Skip to main content
  1. Life
  2. Pets
  3. General Pets

Animals freezing to death as polar vortex blast the United States

See also

As a "polar vortex" descended onto much of the U.S., and according to the Telegraph, 140 million Americans will face subzero weather as freezing air from the North Pole brings the coldest temperatures in two decades. The hardest hit is the animals that are left outside without adequate shelter to shield them from the intense chill factor. The animals are freezing to death while their owners are warm and comfortable inside their homes.

More Photos

In Marion County, TN. near Whitwell, dogs were found frozen to death inside their cages. The Marion Animal Resource Connection (MARC) took a picture of one dog that froze to death as it was trying to chew its way out of the wire cage that imprisoned it.

In Sprakers, NY, WNYT News Channel 13 covered the story of the Flat Creek Border Collies kennel, where dogs were found frozen to death, and one dog even appeared to be frozen to the ground and unable to move. When the police were called out to the property, they told the concerned citizens there was nothing they could do. The Lexus Project was contacted and they quickly found a judge who signed an order to show cause. This means the dogs maybe removed from the custody of Kathy Weich the kennel owner, if the remaining dogs are found to have been abused or neglected. The hearing is set for later this afternoon.

Hard freeze warnings for Today extended all the way south to the Gulf Coast from Texas to Florida, while the entire northeast quarter of the country is under a wind chill warning — with some perceived temperatures forecast to hit 50-below in North Dakota and Minnesota, according to the National Weather Service.
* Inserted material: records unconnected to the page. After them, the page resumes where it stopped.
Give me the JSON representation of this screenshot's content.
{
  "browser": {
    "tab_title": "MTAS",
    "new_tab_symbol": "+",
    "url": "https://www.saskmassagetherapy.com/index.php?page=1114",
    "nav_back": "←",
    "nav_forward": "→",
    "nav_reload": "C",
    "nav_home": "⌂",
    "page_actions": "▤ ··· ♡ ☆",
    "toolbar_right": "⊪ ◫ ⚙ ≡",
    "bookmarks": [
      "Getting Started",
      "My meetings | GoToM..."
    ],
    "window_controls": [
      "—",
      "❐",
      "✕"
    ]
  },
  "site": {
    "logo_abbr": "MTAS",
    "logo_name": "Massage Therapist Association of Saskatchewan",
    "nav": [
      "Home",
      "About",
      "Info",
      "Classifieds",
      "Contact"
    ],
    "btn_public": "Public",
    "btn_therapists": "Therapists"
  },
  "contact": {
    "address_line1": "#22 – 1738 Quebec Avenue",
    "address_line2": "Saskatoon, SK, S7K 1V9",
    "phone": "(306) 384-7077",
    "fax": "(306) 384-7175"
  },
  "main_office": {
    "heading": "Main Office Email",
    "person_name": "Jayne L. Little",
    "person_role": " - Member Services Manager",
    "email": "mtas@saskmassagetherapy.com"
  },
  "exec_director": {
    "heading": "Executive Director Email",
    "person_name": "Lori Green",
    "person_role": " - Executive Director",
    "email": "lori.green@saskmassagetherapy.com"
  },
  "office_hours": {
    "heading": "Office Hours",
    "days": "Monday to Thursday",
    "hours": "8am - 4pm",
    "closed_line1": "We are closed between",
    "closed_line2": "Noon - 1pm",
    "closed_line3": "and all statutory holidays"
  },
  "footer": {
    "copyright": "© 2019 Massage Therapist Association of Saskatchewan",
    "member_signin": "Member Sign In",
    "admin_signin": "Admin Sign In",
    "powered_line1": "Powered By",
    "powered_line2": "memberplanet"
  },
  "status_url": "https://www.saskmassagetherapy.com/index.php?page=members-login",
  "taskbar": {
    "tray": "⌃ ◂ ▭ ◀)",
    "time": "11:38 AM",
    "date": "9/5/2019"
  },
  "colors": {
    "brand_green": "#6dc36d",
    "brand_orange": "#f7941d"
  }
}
Human flesh freezes in less than five minutes at that temperature, the weather service warned.

Kathy Hecker, humane investigations officer for Animal Friends stated, “Despite having fur coats, domesticated animals like dogs, cats and rabbits depend on humans for protection from the elements.”

Hecker also asked to consider the following cold weather safety tips for pets:

  • Do not leave pets unattended when the temperature drops below freezing (32 degrees Fahrenheit)Low temperatures, winds and precipitation can lead to illness, hypothermia and death. Dogs, cats, rabbits or any domesticated pet can suffer from frostbite in a matter of minutes, mainly on feet, ears and tails.
  • Signs of hypothermia include: weak pulse, dilated pupils, decreased heart rate, extreme shivering, pale or blue mucus membranes, stupor and unconsciousness. If you believe your pet is suffering from hypothermia, call your veterinarian immediately.
  • The salt and other chemicals used to melt snow and ice can irritate the pads of your pet's feet. Wipe paws with a damp towel before your pet licks them and irritates his/her mouth.
  • Antifreeze is a deadly poison, but it has a sweet taste that may attract animals and children. Wipe up spills and store antifreeze out of reach.
  • Warm engines in parked cars attract cats and small wildlife, who may crawl up under the hood. To avoid injuring any hidden animals, bang on your car's hood to scare them away before starting your engine.
  • Routinely check your pet's water dish to make certain the water is fresh and unfrozen. Use plastic bowls rather than metal; when the temperature is low, your pet's tongue can stick and freeze to metal.
  • If your dog is sensitive to the cold due to age, illness or breed type (small or short-haired), take them outdoors only long enough to relieve themselves. Puppies do not tolerate cold as well as adult dogs.
  • Feral and outdoor cats need to stay warm as well! Because blankets, towels and pillows can get wet and freeze, straw is the best insulation against the cold and weather.

Update: The Lexus Project released this statement:

All but 4 adult dogs have been removed as of today. The 4 that are remaining have proper, insulated kennels and all other provisions that have been inspected.

The puppies have all been moved inside and cannot go back out in the day unless it is over 32 degrees and in the evenings unless it is over 45 degrees.

All the dogs that were removed will be returned when all the provisions that were agreed upon in court are done and inspected. There will be continued inspections.

"We return to court on January 21 to see where things stand and where we go from here. Today was the emergency hearing; January 21 is the return date."

The Examiner would like to know what you think, feel free to comment.

Would you like to be notified when the next story is published? It's FREE! Please click the Subscribe LINK on this page, if you would like to automatically receive the articles as soon as they are published.

Follow me on Facebook at Kansas City Animal Advocacy Examiner

Thank you for reading and sharing these animal articles. We can make a difference in the lives of animals around the world.

Have an idea for a story? Contact me at: